══ ENTRIES PROVIDED

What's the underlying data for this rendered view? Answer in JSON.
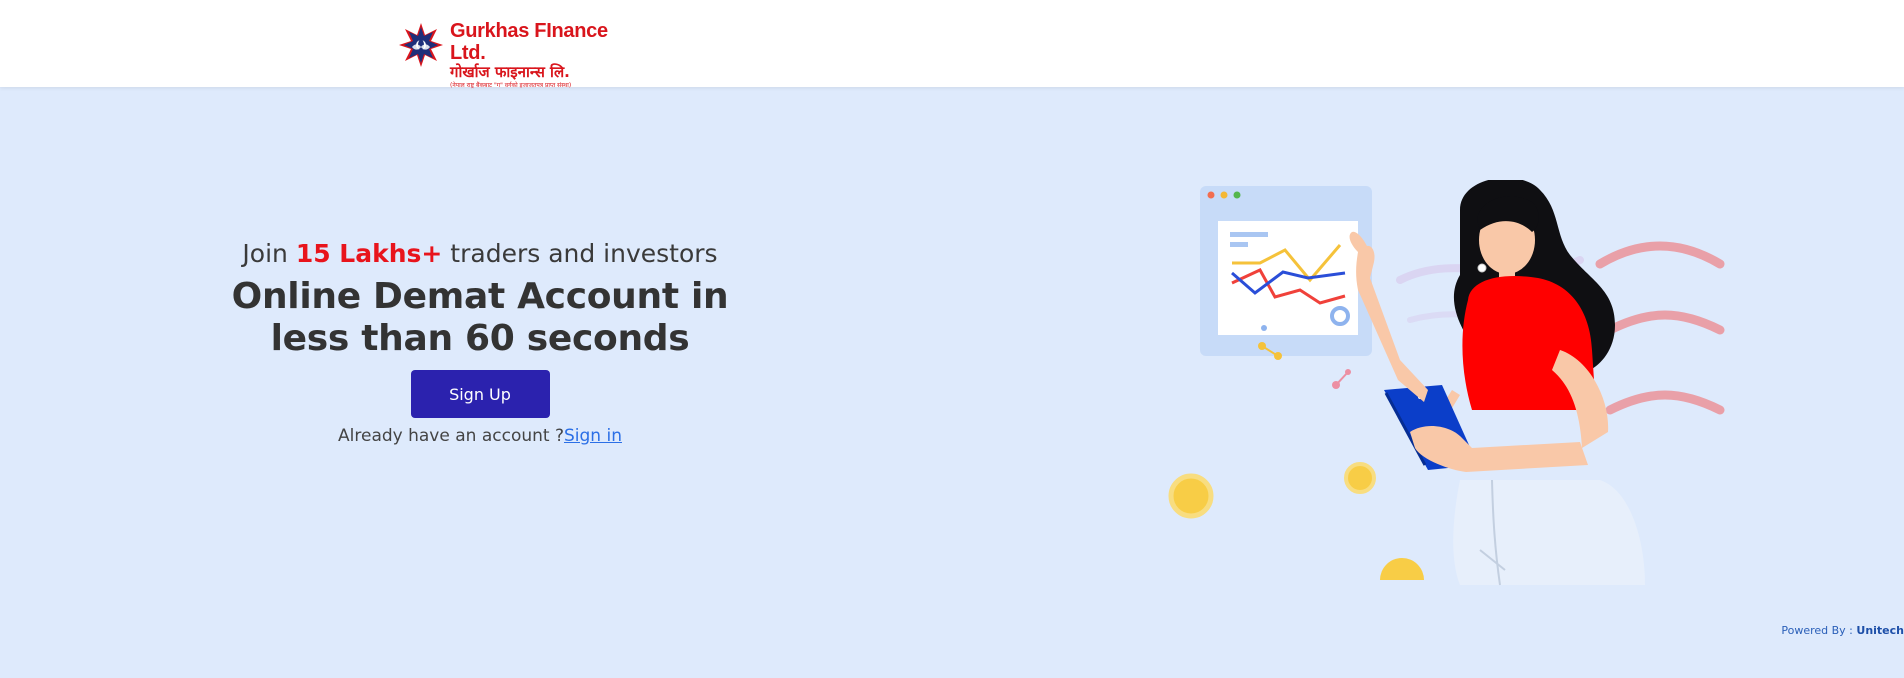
{
  "brand": {
    "name_en": "Gurkhas FInance Ltd.",
    "name_np": "गोर्खाज फाइनान्स लि.",
    "tagline_np": "(नेपाल राष्ट्र बैंकबाट \"ग\" वर्गको इजाजतपत्र प्राप्त संस्था)",
    "logo_icon": "lotus-star-icon",
    "colors": {
      "brand_red": "#d9151c",
      "brand_navy": "#1f2f7a"
    }
  },
  "hero": {
    "tagline_prefix": "Join ",
    "tagline_highlight": "15 Lakhs+",
    "tagline_suffix": " traders and investors",
    "headline_line1": "Online Demat Account in",
    "headline_line2": "less than 60 seconds",
    "signup_label": "Sign Up",
    "account_prompt": "Already have an account ?",
    "signin_label": "Sign in",
    "colors": {
      "button": "#2b22ae",
      "highlight": "#e8141c",
      "link": "#2b6fe6"
    }
  },
  "illustration": {
    "icon": "woman-with-chart-illustration"
  },
  "footer": {
    "powered_prefix": "Powered By : ",
    "powered_brand": "Unitech"
  },
  "page": {
    "background": "#deeafc"
  }
}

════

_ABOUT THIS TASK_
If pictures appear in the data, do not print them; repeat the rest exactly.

_ANSWER FOR THE TASK_
What's the underlying data for this rendered view? Answer in JSON.
{
  "brand": {
    "name_en": "Gurkhas FInance Ltd.",
    "name_np": "गोर्खाज फाइनान्स लि.",
    "tagline_np": "(नेपाल राष्ट्र बैंकबाट \"ग\" वर्गको इजाजतपत्र प्राप्त संस्था)",
    "logo_icon": "lotus-star-icon",
    "colors": {
      "brand_red": "#d9151c",
      "brand_navy": "#1f2f7a"
    }
  },
  "hero": {
    "tagline_prefix": "Join ",
    "tagline_highlight": "15 Lakhs+",
    "tagline_suffix": " traders and investors",
    "headline_line1": "Online Demat Account in",
    "headline_line2": "less than 60 seconds",
    "signup_label": "Sign Up",
    "account_prompt": "Already have an account ?",
    "signin_label": "Sign in",
    "colors": {
      "button": "#2b22ae",
      "highlight": "#e8141c",
      "link": "#2b6fe6"
    }
  },
  "illustration": {
    "icon": "woman-with-chart-illustration"
  },
  "footer": {
    "powered_prefix": "Powered By : ",
    "powered_brand": "Unitech"
  },
  "page": {
    "background": "#deeafc"
  }
}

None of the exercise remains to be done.